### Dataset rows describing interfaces
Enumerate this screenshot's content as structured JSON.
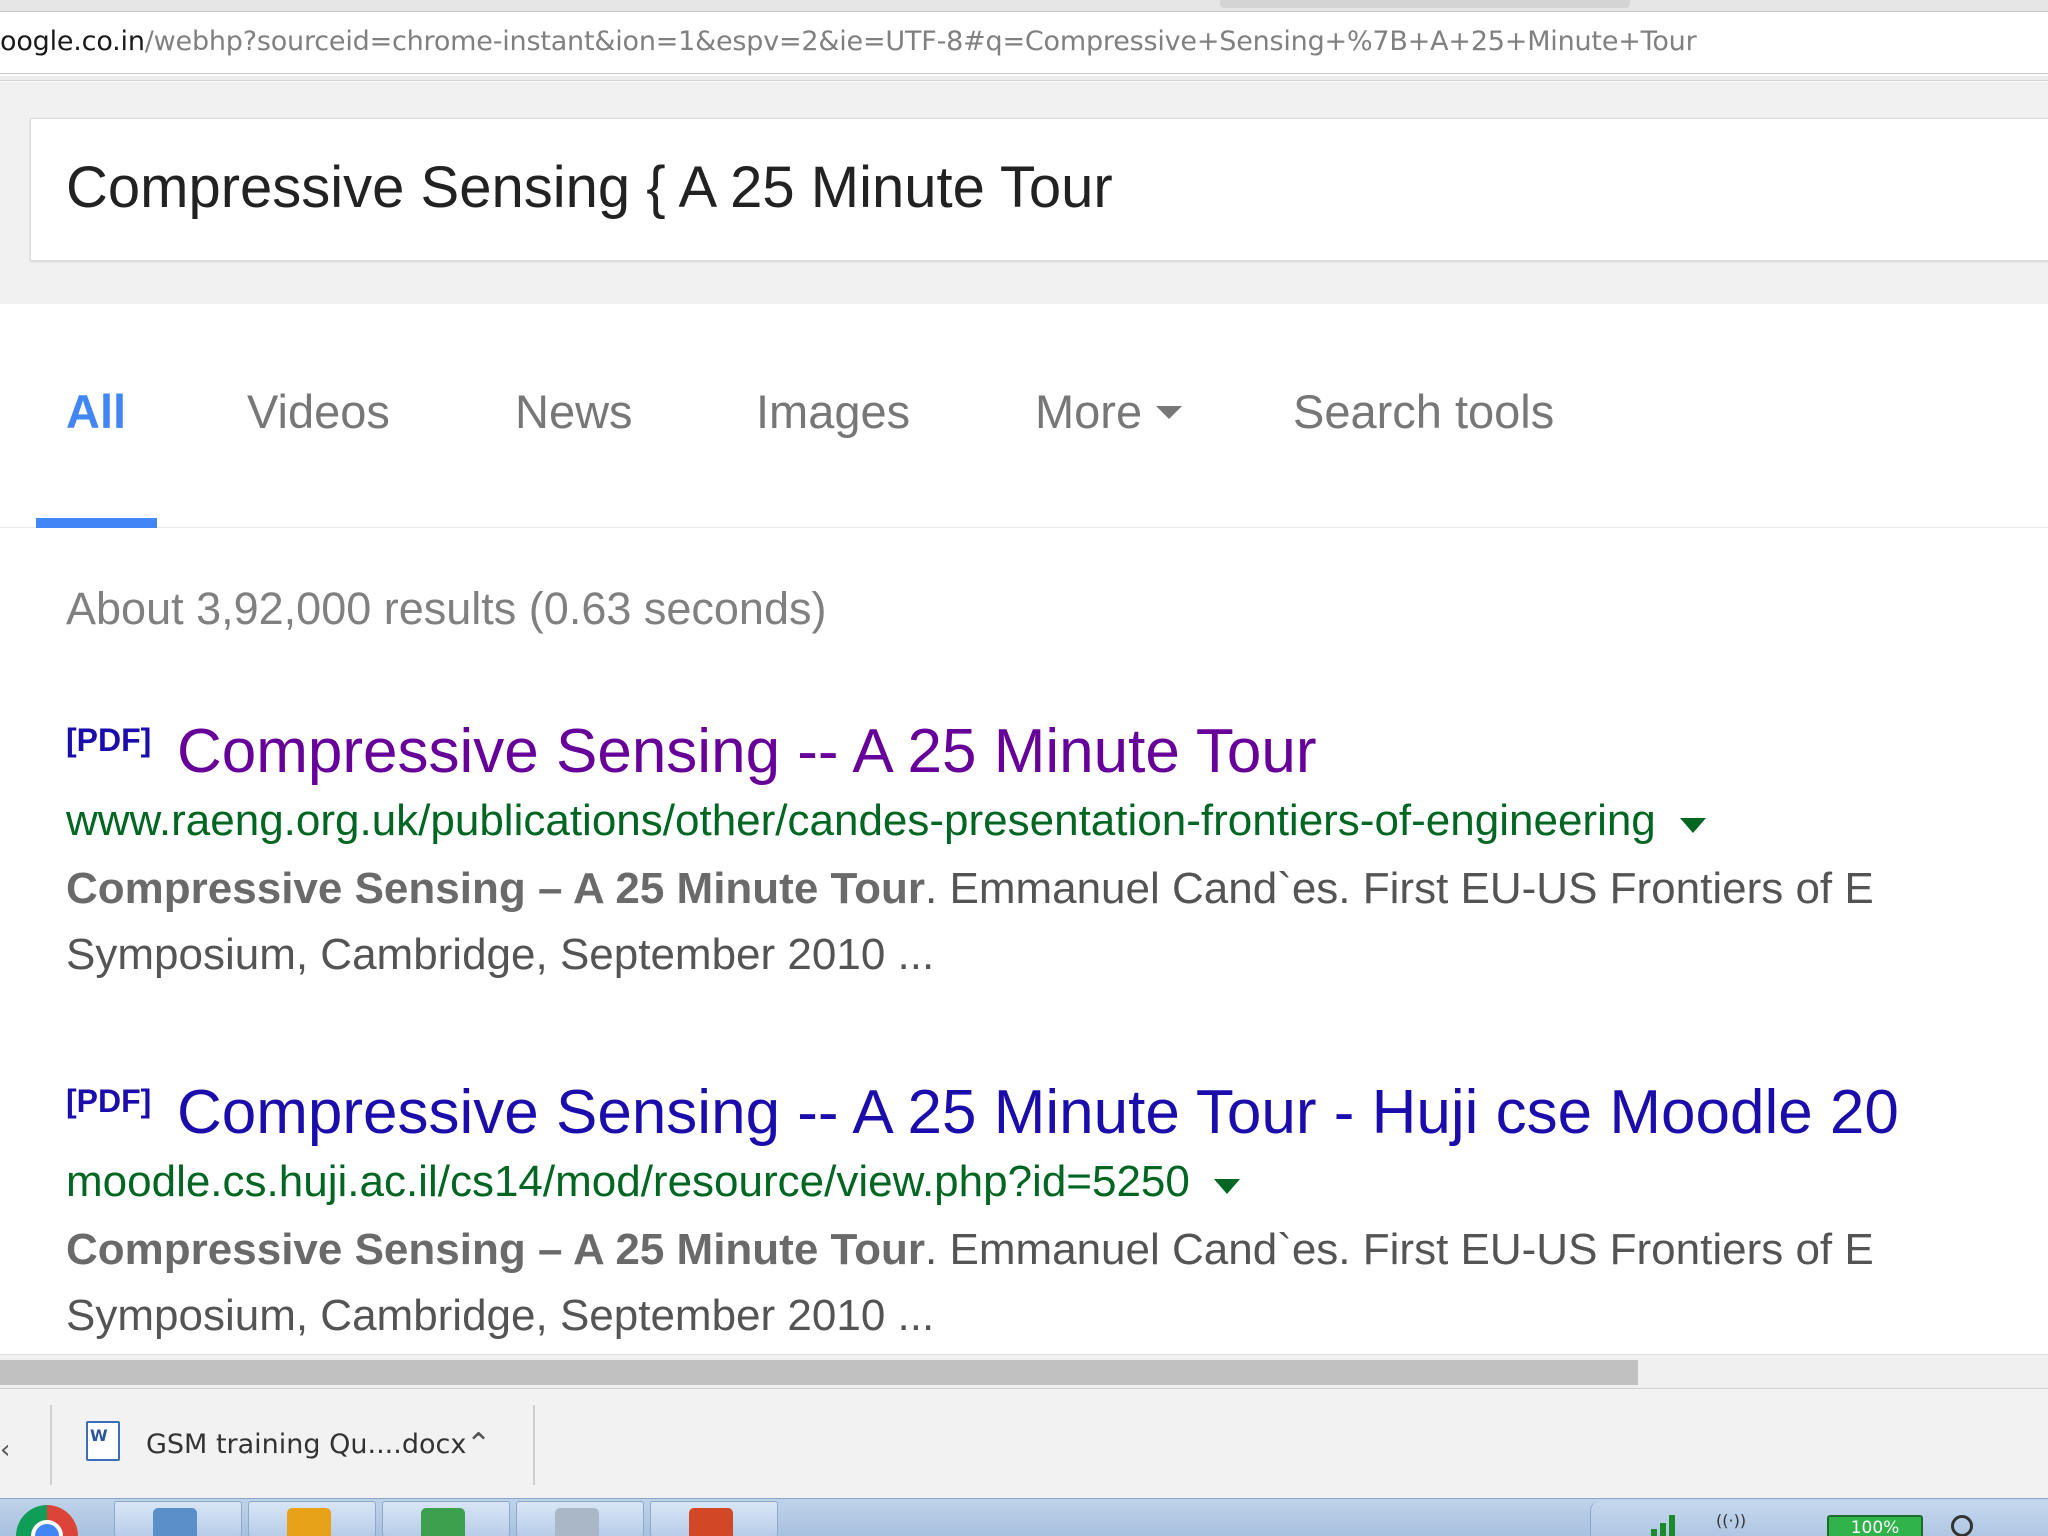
{
  "browser": {
    "url_host": "oogle.co.in",
    "url_path": "/webhp?sourceid=chrome-instant&ion=1&espv=2&ie=UTF-8#q=Compressive+Sensing+%7B+A+25+Minute+Tour"
  },
  "search": {
    "query": "Compressive Sensing { A 25 Minute Tour"
  },
  "tabs": [
    {
      "label": "All"
    },
    {
      "label": "Videos"
    },
    {
      "label": "News"
    },
    {
      "label": "Images"
    },
    {
      "label": "More"
    },
    {
      "label": "Search tools"
    }
  ],
  "stats": "About 3,92,000 results (0.63 seconds)",
  "results": [
    {
      "tag": "[PDF]",
      "title": "Compressive Sensing -- A 25 Minute Tour",
      "url": "www.raeng.org.uk/publications/other/candes-presentation-frontiers-of-engineering",
      "snippet_bold": "Compressive Sensing – A 25 Minute Tour",
      "snippet_rest": ". Emmanuel Cand`es. First EU-US Frontiers of E",
      "snippet_line2": "Symposium, Cambridge, September 2010 ..."
    },
    {
      "tag": "[PDF]",
      "title": "Compressive Sensing -- A 25 Minute Tour - Huji cse Moodle 20",
      "url": "moodle.cs.huji.ac.il/cs14/mod/resource/view.php?id=5250",
      "snippet_bold": "Compressive Sensing – A 25 Minute Tour",
      "snippet_rest": ". Emmanuel Cand`es. First EU-US Frontiers of E",
      "snippet_line2": "Symposium, Cambridge, September 2010 ..."
    }
  ],
  "downloads": {
    "file_name": "GSM training Qu....docx"
  },
  "taskbar": {
    "battery_label": "100%"
  },
  "colors": {
    "tab_active": "#4285f4",
    "visited_link": "#660099",
    "link": "#1a0dab",
    "url_green": "#006621"
  }
}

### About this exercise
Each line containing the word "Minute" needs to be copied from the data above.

### Solution to this task
    "url_path": "/webhp?sourceid=chrome-instant&ion=1&espv=2&ie=UTF-8#q=Compressive+Sensing+%7B+A+25+Minute+Tour"
    "query": "Compressive Sensing { A 25 Minute Tour"
      "title": "Compressive Sensing -- A 25 Minute Tour",
      "snippet_bold": "Compressive Sensing – A 25 Minute Tour",
      "title": "Compressive Sensing -- A 25 Minute Tour - Huji cse Moodle 20",
      "snippet_bold": "Compressive Sensing – A 25 Minute Tour",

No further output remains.